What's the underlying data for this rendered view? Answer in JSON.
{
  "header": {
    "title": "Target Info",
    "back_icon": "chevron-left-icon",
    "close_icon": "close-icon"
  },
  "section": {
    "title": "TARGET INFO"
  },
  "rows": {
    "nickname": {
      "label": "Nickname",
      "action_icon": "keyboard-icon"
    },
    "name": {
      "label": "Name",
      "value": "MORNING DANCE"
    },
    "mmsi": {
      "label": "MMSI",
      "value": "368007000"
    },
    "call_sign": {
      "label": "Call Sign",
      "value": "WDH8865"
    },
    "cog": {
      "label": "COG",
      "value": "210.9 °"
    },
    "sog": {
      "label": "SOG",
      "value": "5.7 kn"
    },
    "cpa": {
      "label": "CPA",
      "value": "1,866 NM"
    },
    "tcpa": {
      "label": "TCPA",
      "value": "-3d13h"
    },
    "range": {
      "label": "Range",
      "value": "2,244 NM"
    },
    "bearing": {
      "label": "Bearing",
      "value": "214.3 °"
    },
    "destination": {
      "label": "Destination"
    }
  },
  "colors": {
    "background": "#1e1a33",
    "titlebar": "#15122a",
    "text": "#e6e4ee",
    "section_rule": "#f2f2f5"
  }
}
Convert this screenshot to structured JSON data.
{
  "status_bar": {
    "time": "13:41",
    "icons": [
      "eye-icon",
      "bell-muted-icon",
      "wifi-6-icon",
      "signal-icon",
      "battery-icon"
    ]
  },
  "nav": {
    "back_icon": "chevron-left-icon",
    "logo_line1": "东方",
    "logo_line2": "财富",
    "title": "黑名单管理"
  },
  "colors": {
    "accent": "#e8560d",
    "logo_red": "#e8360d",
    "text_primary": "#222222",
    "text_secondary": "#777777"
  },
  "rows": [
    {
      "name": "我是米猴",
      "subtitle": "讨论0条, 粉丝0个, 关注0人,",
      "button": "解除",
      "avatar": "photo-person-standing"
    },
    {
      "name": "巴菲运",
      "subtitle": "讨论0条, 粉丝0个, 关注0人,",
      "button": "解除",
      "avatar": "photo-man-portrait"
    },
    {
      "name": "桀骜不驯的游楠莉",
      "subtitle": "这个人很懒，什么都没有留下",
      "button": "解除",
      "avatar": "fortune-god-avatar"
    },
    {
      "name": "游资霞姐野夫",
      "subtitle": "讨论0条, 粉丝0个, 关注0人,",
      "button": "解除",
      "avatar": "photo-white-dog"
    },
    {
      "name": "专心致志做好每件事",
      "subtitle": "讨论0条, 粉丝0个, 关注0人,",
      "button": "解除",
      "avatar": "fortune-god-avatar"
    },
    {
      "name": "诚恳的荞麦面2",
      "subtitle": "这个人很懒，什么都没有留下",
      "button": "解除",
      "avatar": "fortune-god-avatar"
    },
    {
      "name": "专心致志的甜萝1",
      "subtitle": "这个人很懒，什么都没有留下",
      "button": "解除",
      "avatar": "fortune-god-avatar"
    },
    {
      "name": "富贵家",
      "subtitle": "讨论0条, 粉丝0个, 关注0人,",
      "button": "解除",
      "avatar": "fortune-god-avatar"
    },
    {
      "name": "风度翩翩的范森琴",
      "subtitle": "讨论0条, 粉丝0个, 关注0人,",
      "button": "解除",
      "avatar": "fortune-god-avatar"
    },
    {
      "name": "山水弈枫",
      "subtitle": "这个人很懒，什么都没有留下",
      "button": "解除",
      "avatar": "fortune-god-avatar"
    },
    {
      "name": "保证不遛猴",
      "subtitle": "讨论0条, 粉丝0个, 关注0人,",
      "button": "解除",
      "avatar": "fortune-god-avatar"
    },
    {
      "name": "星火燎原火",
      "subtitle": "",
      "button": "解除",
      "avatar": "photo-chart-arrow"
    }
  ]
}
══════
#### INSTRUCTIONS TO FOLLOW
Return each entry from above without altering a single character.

#### EXPECTED ANSWER
What's the underlying data for this rendered view? Answer in JSON.
{
  "header": {
    "title": "Target Info",
    "back_icon": "chevron-left-icon",
    "close_icon": "close-icon"
  },
  "section": {
    "title": "TARGET INFO"
  },
  "rows": {
    "nickname": {
      "label": "Nickname",
      "action_icon": "keyboard-icon"
    },
    "name": {
      "label": "Name",
      "value": "MORNING DANCE"
    },
    "mmsi": {
      "label": "MMSI",
      "value": "368007000"
    },
    "call_sign": {
      "label": "Call Sign",
      "value": "WDH8865"
    },
    "cog": {
      "label": "COG",
      "value": "210.9 °"
    },
    "sog": {
      "label": "SOG",
      "value": "5.7 kn"
    },
    "cpa": {
      "label": "CPA",
      "value": "1,866 NM"
    },
    "tcpa": {
      "label": "TCPA",
      "value": "-3d13h"
    },
    "range": {
      "label": "Range",
      "value": "2,244 NM"
    },
    "bearing": {
      "label": "Bearing",
      "value": "214.3 °"
    },
    "destination": {
      "label": "Destination"
    }
  },
  "colors": {
    "background": "#1e1a33",
    "titlebar": "#15122a",
    "text": "#e6e4ee",
    "section_rule": "#f2f2f5"
  }
}
Convert this screenshot to structured JSON data.
{
  "status_bar": {
    "time": "13:41",
    "icons": [
      "eye-icon",
      "bell-muted-icon",
      "wifi-6-icon",
      "signal-icon",
      "battery-icon"
    ]
  },
  "nav": {
    "back_icon": "chevron-left-icon",
    "logo_line1": "东方",
    "logo_line2": "财富",
    "title": "黑名单管理"
  },
  "colors": {
    "accent": "#e8560d",
    "logo_red": "#e8360d",
    "text_primary": "#222222",
    "text_secondary": "#777777"
  },
  "rows": [
    {
      "name": "我是米猴",
      "subtitle": "讨论0条, 粉丝0个, 关注0人,",
      "button": "解除",
      "avatar": "photo-person-standing"
    },
    {
      "name": "巴菲运",
      "subtitle": "讨论0条, 粉丝0个, 关注0人,",
      "button": "解除",
      "avatar": "photo-man-portrait"
    },
    {
      "name": "桀骜不驯的游楠莉",
      "subtitle": "这个人很懒，什么都没有留下",
      "button": "解除",
      "avatar": "fortune-god-avatar"
    },
    {
      "name": "游资霞姐野夫",
      "subtitle": "讨论0条, 粉丝0个, 关注0人,",
      "button": "解除",
      "avatar": "photo-white-dog"
    },
    {
      "name": "专心致志做好每件事",
      "subtitle": "讨论0条, 粉丝0个, 关注0人,",
      "button": "解除",
      "avatar": "fortune-god-avatar"
    },
    {
      "name": "诚恳的荞麦面2",
      "subtitle": "这个人很懒，什么都没有留下",
      "button": "解除",
      "avatar": "fortune-god-avatar"
    },
    {
      "name": "专心致志的甜萝1",
      "subtitle": "这个人很懒，什么都没有留下",
      "button": "解除",
      "avatar": "fortune-god-avatar"
    },
    {
      "name": "富贵家",
      "subtitle": "讨论0条, 粉丝0个, 关注0人,",
      "button": "解除",
      "avatar": "fortune-god-avatar"
    },
    {
      "name": "风度翩翩的范森琴",
      "subtitle": "讨论0条, 粉丝0个, 关注0人,",
      "button": "解除",
      "avatar": "fortune-god-avatar"
    },
    {
      "name": "山水弈枫",
      "subtitle": "这个人很懒，什么都没有留下",
      "button": "解除",
      "avatar": "fortune-god-avatar"
    },
    {
      "name": "保证不遛猴",
      "subtitle": "讨论0条, 粉丝0个, 关注0人,",
      "button": "解除",
      "avatar": "fortune-god-avatar"
    },
    {
      "name": "星火燎原火",
      "subtitle": "",
      "button": "解除",
      "avatar": "photo-chart-arrow"
    }
  ]
}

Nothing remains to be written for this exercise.